**ENTRIES SHOWN:**

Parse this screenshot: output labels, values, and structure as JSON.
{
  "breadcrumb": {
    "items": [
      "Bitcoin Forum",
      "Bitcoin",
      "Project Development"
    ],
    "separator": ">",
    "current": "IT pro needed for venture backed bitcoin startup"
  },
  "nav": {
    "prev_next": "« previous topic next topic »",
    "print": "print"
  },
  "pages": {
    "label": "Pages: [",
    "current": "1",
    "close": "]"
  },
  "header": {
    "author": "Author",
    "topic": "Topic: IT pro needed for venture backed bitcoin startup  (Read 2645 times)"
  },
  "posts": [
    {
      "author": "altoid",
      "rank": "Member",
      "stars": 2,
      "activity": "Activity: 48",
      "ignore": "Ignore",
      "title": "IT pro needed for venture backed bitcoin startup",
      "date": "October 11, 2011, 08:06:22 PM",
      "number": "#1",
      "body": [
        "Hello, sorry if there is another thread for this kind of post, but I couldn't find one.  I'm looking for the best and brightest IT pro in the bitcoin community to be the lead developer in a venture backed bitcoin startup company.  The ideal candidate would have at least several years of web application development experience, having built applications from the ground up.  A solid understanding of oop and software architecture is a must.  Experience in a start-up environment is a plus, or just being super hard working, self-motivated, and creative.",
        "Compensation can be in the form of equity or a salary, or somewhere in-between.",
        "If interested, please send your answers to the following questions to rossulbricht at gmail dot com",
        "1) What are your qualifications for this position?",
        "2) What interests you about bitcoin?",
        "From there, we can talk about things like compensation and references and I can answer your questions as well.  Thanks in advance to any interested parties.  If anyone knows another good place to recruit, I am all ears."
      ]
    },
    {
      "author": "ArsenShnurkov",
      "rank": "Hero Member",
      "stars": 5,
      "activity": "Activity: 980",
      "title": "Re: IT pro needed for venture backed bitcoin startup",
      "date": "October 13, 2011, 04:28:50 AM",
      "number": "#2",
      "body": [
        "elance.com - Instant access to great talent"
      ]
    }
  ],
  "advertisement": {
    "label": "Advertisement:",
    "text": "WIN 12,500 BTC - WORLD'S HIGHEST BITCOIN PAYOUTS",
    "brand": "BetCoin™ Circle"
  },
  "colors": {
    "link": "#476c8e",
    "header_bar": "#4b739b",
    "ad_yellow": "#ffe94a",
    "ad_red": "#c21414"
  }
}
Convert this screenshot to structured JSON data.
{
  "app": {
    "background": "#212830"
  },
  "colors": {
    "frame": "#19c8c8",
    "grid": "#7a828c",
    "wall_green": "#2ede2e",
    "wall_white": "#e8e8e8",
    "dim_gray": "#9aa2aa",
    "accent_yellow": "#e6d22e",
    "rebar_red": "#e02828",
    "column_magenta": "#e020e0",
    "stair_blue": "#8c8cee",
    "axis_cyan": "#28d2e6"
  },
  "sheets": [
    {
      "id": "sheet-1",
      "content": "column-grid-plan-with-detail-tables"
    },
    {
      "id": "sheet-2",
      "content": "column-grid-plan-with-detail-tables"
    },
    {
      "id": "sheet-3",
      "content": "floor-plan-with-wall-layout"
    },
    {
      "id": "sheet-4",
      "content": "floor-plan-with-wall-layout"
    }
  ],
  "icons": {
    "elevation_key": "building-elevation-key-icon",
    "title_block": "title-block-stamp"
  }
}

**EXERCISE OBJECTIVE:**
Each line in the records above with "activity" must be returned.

**SOLUTION TO THIS PROBLEM:**
      "activity": "Activity: 48",
      "activity": "Activity: 980",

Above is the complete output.